:: EXERCISE GOAL ::
Go through the data and copy every line in which "趙金銘洋" appears.

------------------------------------

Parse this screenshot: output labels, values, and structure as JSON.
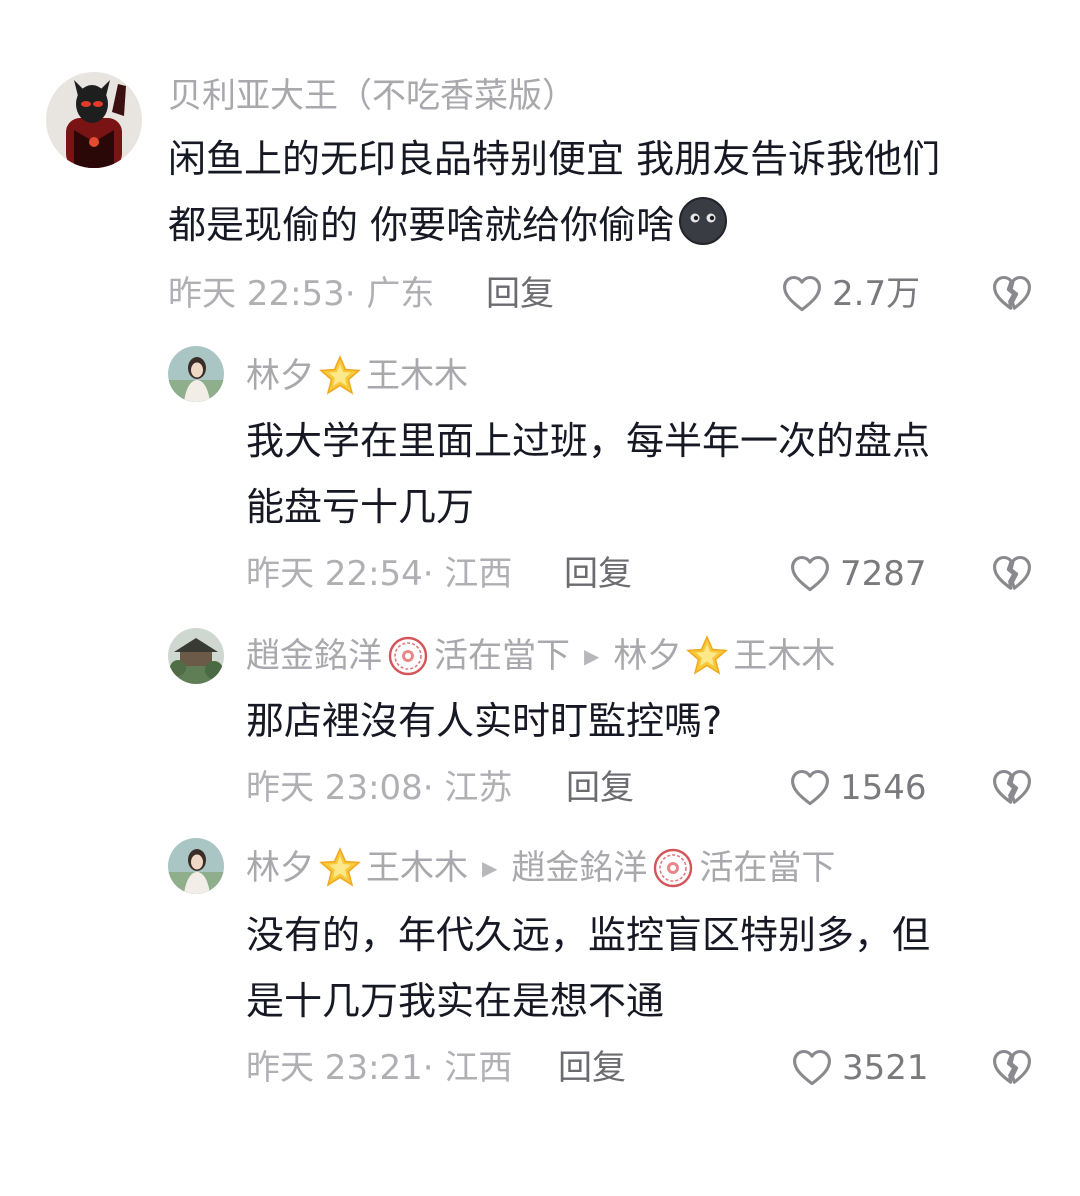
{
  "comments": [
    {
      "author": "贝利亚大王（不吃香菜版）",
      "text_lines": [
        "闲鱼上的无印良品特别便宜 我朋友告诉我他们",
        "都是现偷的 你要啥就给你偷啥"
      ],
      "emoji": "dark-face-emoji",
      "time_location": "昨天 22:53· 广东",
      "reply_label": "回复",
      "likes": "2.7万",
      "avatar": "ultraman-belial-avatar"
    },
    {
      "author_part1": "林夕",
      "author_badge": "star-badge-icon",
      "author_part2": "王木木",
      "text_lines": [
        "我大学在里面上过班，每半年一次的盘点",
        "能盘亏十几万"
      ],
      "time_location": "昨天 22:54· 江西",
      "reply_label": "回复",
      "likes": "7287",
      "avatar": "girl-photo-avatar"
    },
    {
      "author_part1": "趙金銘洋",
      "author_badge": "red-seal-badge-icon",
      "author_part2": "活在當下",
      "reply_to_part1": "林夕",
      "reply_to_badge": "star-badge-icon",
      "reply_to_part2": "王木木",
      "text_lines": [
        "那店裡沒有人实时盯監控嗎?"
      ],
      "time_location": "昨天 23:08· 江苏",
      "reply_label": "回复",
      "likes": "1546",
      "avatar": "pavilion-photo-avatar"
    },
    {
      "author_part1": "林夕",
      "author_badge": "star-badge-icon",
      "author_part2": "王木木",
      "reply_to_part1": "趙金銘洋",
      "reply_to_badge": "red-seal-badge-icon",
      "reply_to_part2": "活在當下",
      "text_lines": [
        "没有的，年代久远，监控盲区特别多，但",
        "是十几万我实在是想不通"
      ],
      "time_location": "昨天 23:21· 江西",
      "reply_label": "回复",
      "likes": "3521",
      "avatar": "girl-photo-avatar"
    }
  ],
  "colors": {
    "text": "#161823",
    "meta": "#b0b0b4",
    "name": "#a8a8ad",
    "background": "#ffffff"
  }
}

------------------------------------

:: EXPECTED OUTPUT ::
      "author_part1": "趙金銘洋",
      "reply_to_part1": "趙金銘洋",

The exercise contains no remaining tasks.